Then, something happened.
Having outgrown the flannels of my childhood, I asked for a buffalo check flannel for Christmas, 2006.
“Really?” my mom asked, looking sternly at my Christmas List — still a requirement in our household. “Really, not another Patagonia?”
“I just want something classic, please.”
Last winter, as The New York Times, The LA Times, Newsweek, and all the men’s magazines declared the rise of Lumberjack Luxe, I’d receive clippings from my mother with Post-It notes attached, “You were right.” Right or wrong, I truly just preferred the standard-bearer for a change. Now, I own two of the black and red buffalo check shirts, the one my parents gave me and a vintage Madewell guide shirt, a real hairy mother, given to me by my girlfriend at the time.
color representation of the plaid
I asked Jim Hauptman, L.L. Bean’s director of product design, and Owen Kelly in their design department for their take on the rise in popularity of the buffalo check. They offered the following:
We have been keeping a watchful eye on the buffalo plaid trend in the market — it’s been on the menswear runways for the past few seasons and has even shown up, interestingly interpreted, in the women’s market, from Marc Jacobs to Ralph Lauren…. For us, the buffalo plaid has never been out of style. Our “Maine Guide Shirt,” first featured in our 1921 catalog, remains an integral part of our line. This fall, our Allagash Khakis are available with a buffalo plaid lining, as are our Katahdin Iron Works Sweatshirts.
cruiser, circa 1928. high-quality buttons.
circa 1940s. Note the elbow patches.
The folks at L.L. Bean were kind enough to send a slew of photos from Ruth Porter’s archive and clippings from catalogs past documenting the subtle changes to the Maine Guide Shirt since its 1921 debut.

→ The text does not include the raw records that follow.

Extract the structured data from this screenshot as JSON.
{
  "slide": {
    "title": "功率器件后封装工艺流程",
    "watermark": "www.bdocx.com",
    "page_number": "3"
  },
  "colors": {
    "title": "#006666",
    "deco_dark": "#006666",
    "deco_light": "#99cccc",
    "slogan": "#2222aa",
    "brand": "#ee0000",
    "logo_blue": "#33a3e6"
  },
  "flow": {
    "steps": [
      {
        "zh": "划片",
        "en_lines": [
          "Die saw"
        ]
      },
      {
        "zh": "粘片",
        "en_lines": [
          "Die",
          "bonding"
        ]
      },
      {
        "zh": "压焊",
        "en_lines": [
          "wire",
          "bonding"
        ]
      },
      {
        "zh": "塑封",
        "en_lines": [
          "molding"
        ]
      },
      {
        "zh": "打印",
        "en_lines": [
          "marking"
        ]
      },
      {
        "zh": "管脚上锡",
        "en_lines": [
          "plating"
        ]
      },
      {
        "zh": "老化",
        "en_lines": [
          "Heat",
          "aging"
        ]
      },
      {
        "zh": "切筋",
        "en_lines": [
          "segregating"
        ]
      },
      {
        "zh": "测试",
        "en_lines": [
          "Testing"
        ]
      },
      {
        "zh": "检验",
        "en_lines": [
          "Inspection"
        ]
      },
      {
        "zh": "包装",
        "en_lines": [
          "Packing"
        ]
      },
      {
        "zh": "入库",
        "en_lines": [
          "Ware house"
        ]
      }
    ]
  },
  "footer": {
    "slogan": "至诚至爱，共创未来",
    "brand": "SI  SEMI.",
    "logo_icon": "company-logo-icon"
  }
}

As summer turns to fall, as we welcome a whoosh of cold air, I will continue to layer my heavy wool buffalo check over my OCBDs; it’s less a matter of remaining on-trend, more so one of mere necessity. The thing works. It’s breathable, warm, and naturally water-resistant. As my old roommates discovered last fall, once you try a Maine Guide Shirt, you may find that polyester fleece, much like ex-girlfriends, becomes merely a fond memory.